The process of making cider is closer to the art of winemaking, than to the brewing of beer. To put it simply, cider is made from fermenting pressed apple juice, whereas beer is made from brewing malted barley and hops.
Due to the fruit used in making cider, most jobs in the industry in Alberta, are seasonal. Jenna set her sights on moving to B.C., Nova Scotia or Ontario, where the opportunities were much greater.
She contacted Two Blokes and was offered the position of cider maker, with the intent of staying until the fall, at which time she would move back west. When Old Flame purchased Two Blokes, production increased to year round, and Jenna was asked to stay.

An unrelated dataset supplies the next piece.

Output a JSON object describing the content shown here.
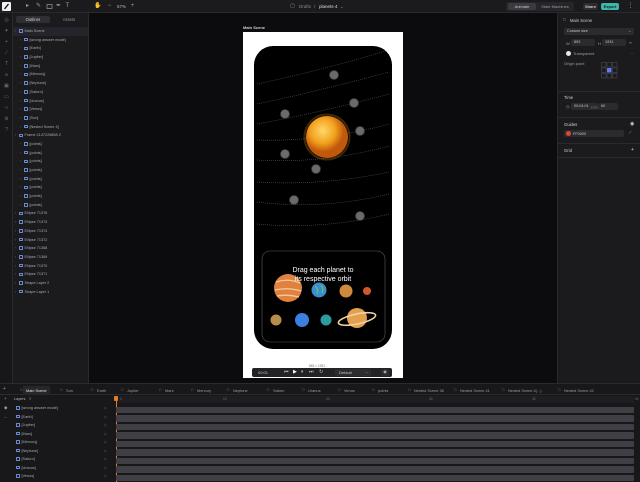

“I had immediately fallen in love with Port Perry and the area, so to stay here was a fantastic opportunity.”
Being somewhat naive in the cider making process, I asked Jenna to explain it to me. “It all starts with apples, picked from the trees. After a few weeks of ripening they are ground and the juice is extracted.” I asked what the difference between apple juice and apple cider was and learned that apple juice is pasteurized.
The next step in the process is to ferment the juice, either naturally or with yeast, a process that can take up to six weeks. Various organic elements are added, and after approximately eight months, the cider is ready.
“The process is very long,” Jenna explained. “Planning far in advance is extremely important in making the operation work.”
Jenna loves the people of Port Perry, and has no plans of leaving. The cider she produces is available at the LCBO, as well as various restaurants in the area and of course, Two Blokes.
A lover of biking, horses, trivia, good food and pop punk music, Jenna Boucher is making very positive strides in a relatively new industry, which offers a fantastic future.
Jonathan van Bilsen is a television host, award-winning photographer, published author, columnist and keynote speaker. His show, ‘The Jonathan van Bilsen Show,’ on RogersTV, the Standard Website or YouTube, features many of the people included in this column.